With record-high levels of stress, anxiety and depression among college students, mindfulness meditation can help us effectively cope with emotional distress when times are bad and fully enjoy our happiness when times are good. It can help anyone make small but beneficial changes to their everyday lives. Bizer says, “This could be something like being in the present moment of walking to class instead of worrying about an assignment deadline … or connecting with something that you feel grateful for even if the rest of your day isn't going particularly well.”

Practicing mindfulness has been empirically proven to reduce stress, improve focus, and foster well-being, in part, by developing what is know as “meta-awareness.”  This is the ability to consciously observe our thoughts, emotions and physical sensations without directly identifying with them.
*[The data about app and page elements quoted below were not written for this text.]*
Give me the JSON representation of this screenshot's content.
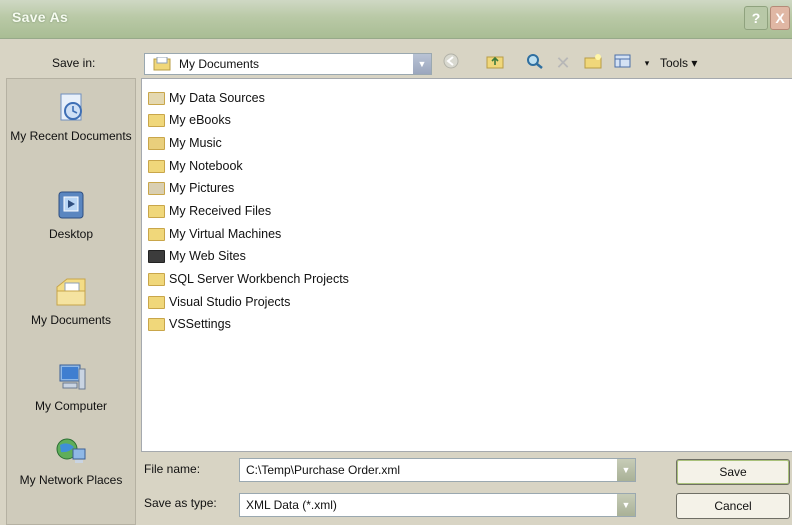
{
  "window": {
    "title": "Save As"
  },
  "title_buttons": {
    "help": "?",
    "close": "X"
  },
  "toolbar": {
    "save_in_label": "Save in:",
    "save_in_value": "My Documents",
    "tools_label": "Tools"
  },
  "places": [
    {
      "label": "My Recent Documents",
      "icon": "recent-documents-icon"
    },
    {
      "label": "Desktop",
      "icon": "desktop-icon"
    },
    {
      "label": "My Documents",
      "icon": "my-documents-icon"
    },
    {
      "label": "My Computer",
      "icon": "my-computer-icon"
    },
    {
      "label": "My Network Places",
      "icon": "network-places-icon"
    }
  ],
  "files": [
    {
      "name": "My Data Sources",
      "icon": "data-folder-icon"
    },
    {
      "name": "My eBooks",
      "icon": "folder-icon"
    },
    {
      "name": "My Music",
      "icon": "music-folder-icon"
    },
    {
      "name": "My Notebook",
      "icon": "folder-icon"
    },
    {
      "name": "My Pictures",
      "icon": "pictures-folder-icon"
    },
    {
      "name": "My Received Files",
      "icon": "folder-icon"
    },
    {
      "name": "My Virtual Machines",
      "icon": "folder-icon"
    },
    {
      "name": "My Web Sites",
      "icon": "web-folder-icon"
    },
    {
      "name": "SQL Server Workbench Projects",
      "icon": "folder-icon"
    },
    {
      "name": "Visual Studio Projects",
      "icon": "folder-icon"
    },
    {
      "name": "VSSettings",
      "icon": "folder-icon"
    }
  ],
  "bottom": {
    "file_name_label": "File name:",
    "file_name_value": "C:\\Temp\\Purchase Order.xml",
    "save_as_type_label": "Save as type:",
    "save_as_type_value": "XML Data (*.xml)",
    "save_button": "Save",
    "cancel_button": "Cancel"
  }
}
This distinction between having an experience (experiential consciousness) and knowing that we are having an experience (meta-awareness) is essential.  By being aware of how much our minds change on a moment to moment basis, we develop a sense of continuity above the ever-changing fluctuations of our thoughts, feelings, and emotions. This allows us to deal with those mental states in a healthy way.

Unfortunately, many people have not developed a healthy perspective to view their emotions through. Many UT students are dealing with the immense pressure of getting good grades, forming long-term career aspirations, and leaving their family for the first time.

Considering the above, is it any wonder that many of us learn not to feel and cut ourselves off from our emotions entirely? Mindfulness meditation offers a better alternative. By developing a sense of objectivity when observing our passing mental states, we are better able to acknowledge our feelings, but at the same time not be overwhelmed by them.

It takes a certain kind of courage and fearlessness to change our unhealthy mental habits, but by developing a habit of mindfulness in our everyday lives, whether you have 30 minutes or 30 seconds, it can be done.

The Thrive at UT app is completely free and available on the app store. The MindBody Labs are open Monday through Friday, 8:00am – 4:30pm on the 5th floor of the SSB.

Zaher is a government and European thought sophomore from Hudson.